Students make history as they begin work on new degree options 

A small but mighty cohort of students at Pittsburg State is making history this fall: they’re the first to begin work on a new master’s degree in social work option through a unique partnership with the University of Kansas. 

The partnership, which offers an MSW for students from fields other than social work, is making it efficient and affordable. 

Among them: Dominick Fonseca, who first earned a degree in exercise science and therapeutic recreation, and Ivorie Maloney, who first earned a degree in sociology. 

They attend classes in PSU’s social work program on Mondays and Wednesdays and in two semesters will earn a Foundation Graduate Certificate. They’ll then progress to the second year of the program, which is delivered by KU’s School of Welfare. 

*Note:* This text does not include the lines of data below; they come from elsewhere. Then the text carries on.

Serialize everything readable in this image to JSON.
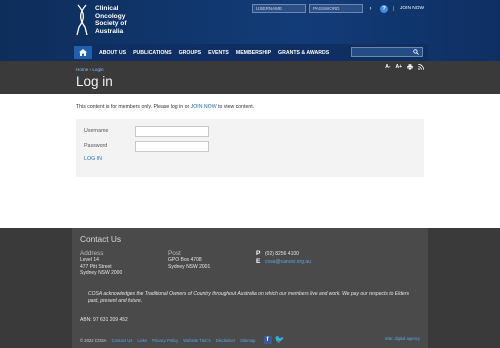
{
  "header": {
    "logo_lines": [
      "Clinical",
      "Oncology",
      "Society of",
      "Australia"
    ],
    "username_placeholder": "USERNAME",
    "password_placeholder": "PASSWORD",
    "go_icon": "arrow-right-icon",
    "help_icon": "question-icon",
    "join_label": "JOIN NOW"
  },
  "nav": {
    "home_icon": "home-icon",
    "items": [
      "ABOUT US",
      "PUBLICATIONS",
      "GROUPS",
      "EVENTS",
      "MEMBERSHIP",
      "GRANTS & AWARDS"
    ],
    "search_icon": "search-icon"
  },
  "title_band": {
    "breadcrumb_home": "Home",
    "breadcrumb_sep": "›",
    "breadcrumb_current": "Login",
    "title": "Log in",
    "tools": [
      "A-",
      "A+"
    ],
    "tool_icons": [
      "print-icon",
      "rss-icon"
    ]
  },
  "content": {
    "notice_before": "This content is for members only. Please log in or",
    "notice_link": "JOIN NOW",
    "notice_after": "to view content.",
    "username_label": "Username",
    "password_label": "Password",
    "login_label": "LOG IN"
  },
  "footer": {
    "heading": "Contact Us",
    "address_heading": "Address",
    "address_lines": [
      "Level 14",
      "477 Pitt Street",
      "Sydney NSW 2000"
    ],
    "post_heading": "Post",
    "post_lines": [
      "GPO Box 4708",
      "Sydney NSW 2001"
    ],
    "phone_prefix": "P",
    "phone": "(02) 8256 4100",
    "email_prefix": "E",
    "email": "cosa@cancer.org.au",
    "acknowledgement": "COSA acknowledges the Traditional Owners of Country throughout Australia on which our members live and work. We pay our respects to Elders past, present and future.",
    "abn": "ABN: 97 631 209 452",
    "copyright": "© 2022 COSA",
    "bottom_links": [
      "Contact Us",
      "Links",
      "Privacy Policy",
      "Website T&C's",
      "Disclaimer",
      "Sitemap"
    ],
    "credit": "Site: digital agency"
  },
  "colors": {
    "header_bg": "#123c78",
    "dark_band": "#3a3a3a",
    "link": "#1d6fc2"
  }
}
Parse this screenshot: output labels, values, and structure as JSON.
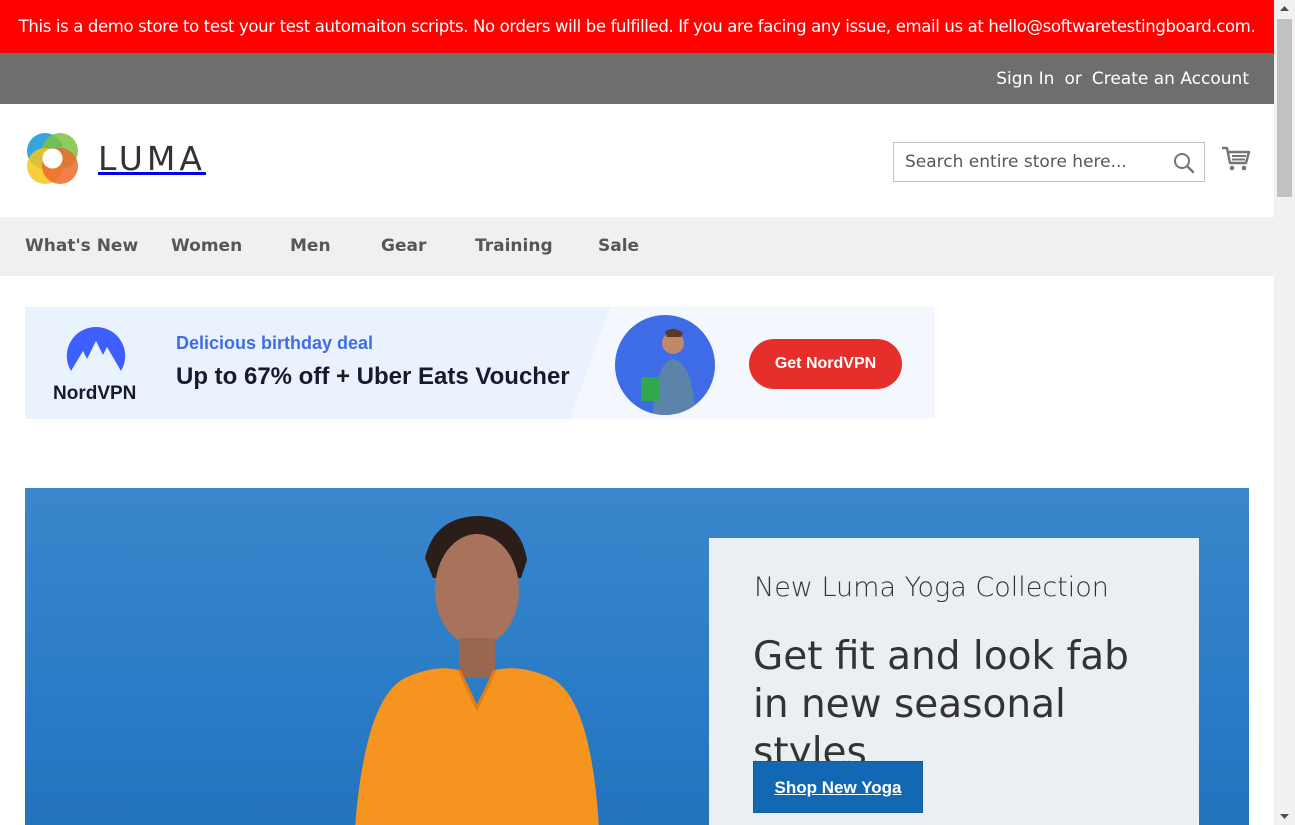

For both, the choice was the result of a calling. 

“Earning this degree means working in a career to help kids,” said Fonseca, who is able to both attend classes and work as a paraprofessional at a local elementary school. “I’m doing it for the betterment of kids and families.” 

Maloney has a five-year-old child, lives in Neodesha, and commutes to Pittsburg State.  

“It’s a short commute rather than having to uproot my life and move to Lawrence,” she said. 

She has several years of field experience working at agencies that focus on family preservation and child services and wanted to earn a degree that would allow her just the right fit in her career.  

“I wanted to make a difference in family preservation and helping to change policy, and this will help me do that,” she said. 

Advanced Standing option 

Through the partnership, students who already had a bachelor’s degree in social work are working on their MSW through the Advanced Standing option. This option is available to students who have a BSW, and it allows them to complete the MSW in one calendar year. 

The degree is taught by faculty from the University of Kansas who come to the Pittsburg State campus every other Saturday, with alternate Saturdays delivered by Zoom. 

It has a clinical focus, preparing students to practice in a variety of settings like mental health centers, hospitals, schools, hospice, addiction treatment, and Veterans Affairs. 

It was the perfect choice for Jeff Franklin, who graduated from Pittsburg State in December 2020 with a bachelor’s degree and wanted to advance in his career. 

As a children’s case manager for Labette Center for Mental Health Services in Parsons, about a 30-minute drive from Pittsburg, he chose the Advanced Standing Option offered at Pittsburg State because it was close to home. 

“I didn’t have to travel far to get an education,” he said. “And I like it because I feel at home on the Pitt State campus.” 

Growing need 

The new partnership was lobbied for by Associate Professor Kristen Humphrey, who directs Pittsburg State’s social work program. 

“The need for more individuals with master’s degrees in the fields of social work and mental health has grown recently — schools, mental health centers, and others are calling it a shortage. We hear that often,” she said.   

Social work at the clinical level requires an advanced degree, and until now, that would have been impossible to earn in the Pittsburg area.   

“This partnership allows students to stay here, in Pittsburg, to earn their master’s in a summer, fall, and spring semester," Humphrey said. “We want to be able to keep them here; they’re already invested in the community.” 

Happy with their choices 

Fonseka is happy with his decision. 

“The professors push you out of your comfort zone so you’re more well-rounded,” he said. “I feel both challenged and supported.” 

So is Maloney. 

“And all of the faculty are so great at answering our questions and guiding us,” she said. “They’re also very understanding about hiccups we have along the way. They want you to be successful.” 

They have formed a bond, they say. 

“We all have different perspectives, different backgrounds, different experiences that we bring to the table,” Fonseka said. “We help each other.” 

And they feel as if they made a career choice that will be rewarding personally and professionally. 

“There’s always going to be a need for people like us,” Maloney said. 

Learn more: 

Social Work Program